**WORK TASK**
Within the records below, find each line that holds the string "gusta", then copy it.

Element data from apps and pages:
[Start of section]

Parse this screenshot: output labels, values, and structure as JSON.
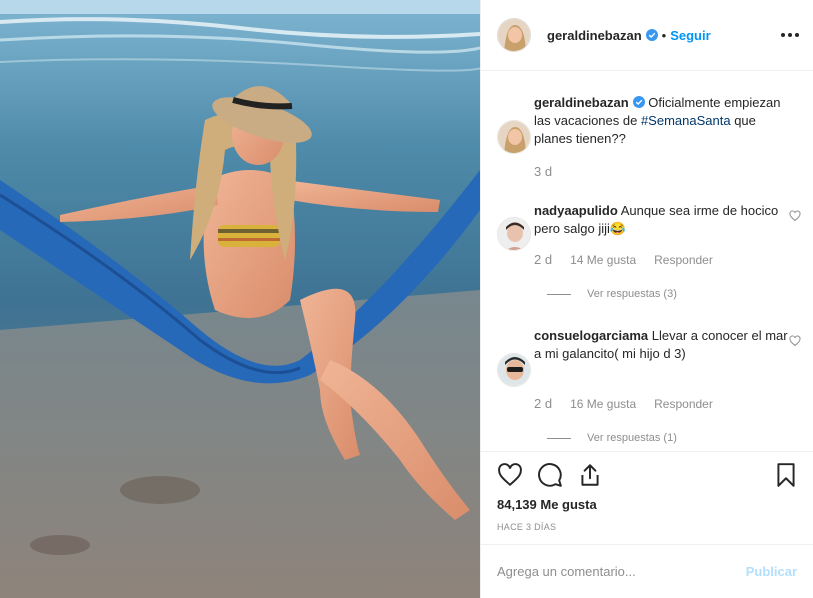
{
  "post": {
    "username": "geraldinebazan",
    "separator": "•",
    "follow_label": "Seguir",
    "more_icon": "more-horizontal-icon",
    "verified_icon": "verified-badge-icon",
    "photo_alt": "Mujer con sombrero y bikini sentada en una hamaca azul a la orilla del mar"
  },
  "caption": {
    "username": "geraldinebazan",
    "text_before": " Oficialmente empiezan las vacaciones de ",
    "hashtag": "#SemanaSanta",
    "text_after": " que planes tienen??",
    "time": "3 d"
  },
  "comments": [
    {
      "username": "nadyaapulido",
      "text": " Aunque sea irme de hocico pero salgo jiji😂",
      "time": "2 d",
      "likes": "14 Me gusta",
      "reply_label": "Responder",
      "view_replies": "Ver respuestas (3)"
    },
    {
      "username": "consuelogarciama",
      "text": " Llevar a conocer el mar a mi galancito( mi hijo d 3)",
      "time": "2 d",
      "likes": "16 Me gusta",
      "reply_label": "Responder",
      "view_replies": "Ver respuestas (1)"
    }
  ],
  "actions": {
    "likes_text": "84,139 Me gusta",
    "posted_ago": "HACE 3 DÍAS"
  },
  "composer": {
    "placeholder": "Agrega un comentario...",
    "publish_label": "Publicar"
  },
  "colors": {
    "link_blue": "#0095f6",
    "hashtag": "#00376b",
    "muted": "#8e8e8e",
    "publish_disabled": "#b2dffc"
  }
}
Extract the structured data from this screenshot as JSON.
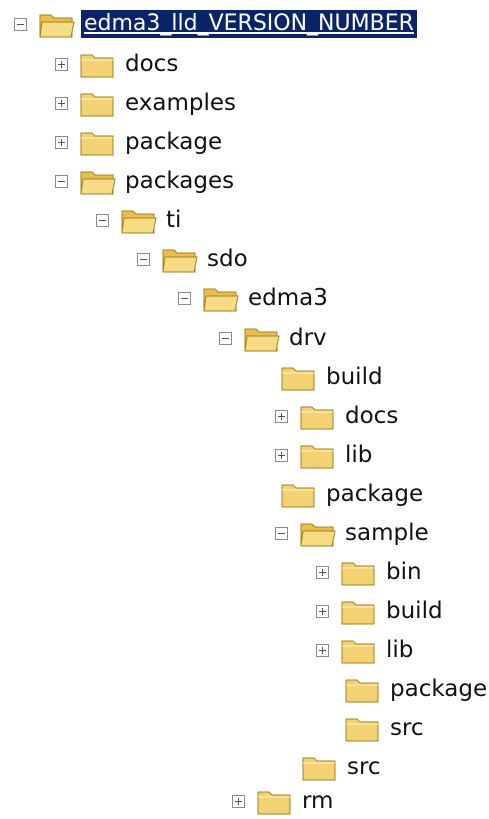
{
  "tree": {
    "nodes": [
      {
        "label": "edma3_lld_VERSION_NUMBER",
        "state": "expanded",
        "selected": true
      },
      {
        "label": "docs",
        "state": "collapsed"
      },
      {
        "label": "examples",
        "state": "collapsed"
      },
      {
        "label": "package",
        "state": "collapsed"
      },
      {
        "label": "packages",
        "state": "expanded"
      },
      {
        "label": "ti",
        "state": "expanded"
      },
      {
        "label": "sdo",
        "state": "expanded"
      },
      {
        "label": "edma3",
        "state": "expanded"
      },
      {
        "label": "drv",
        "state": "expanded"
      },
      {
        "label": "build",
        "state": "leaf"
      },
      {
        "label": "docs",
        "state": "collapsed"
      },
      {
        "label": "lib",
        "state": "collapsed"
      },
      {
        "label": "package",
        "state": "leaf"
      },
      {
        "label": "sample",
        "state": "expanded"
      },
      {
        "label": "bin",
        "state": "collapsed"
      },
      {
        "label": "build",
        "state": "collapsed"
      },
      {
        "label": "lib",
        "state": "collapsed"
      },
      {
        "label": "package",
        "state": "leaf"
      },
      {
        "label": "src",
        "state": "leaf"
      },
      {
        "label": "src",
        "state": "leaf"
      },
      {
        "label": "rm",
        "state": "collapsed"
      }
    ]
  },
  "colors": {
    "selection": "#0a246a",
    "folder": "#f5d77a"
  },
  "icons": {
    "folder": "folder-icon",
    "expand": "plus-icon",
    "collapse": "minus-icon"
  }
}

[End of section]

**RESPONSE TO THIS TASK**
      "likes": "14 Me gusta",
      "likes": "16 Me gusta",
    "likes_text": "84,139 Me gusta",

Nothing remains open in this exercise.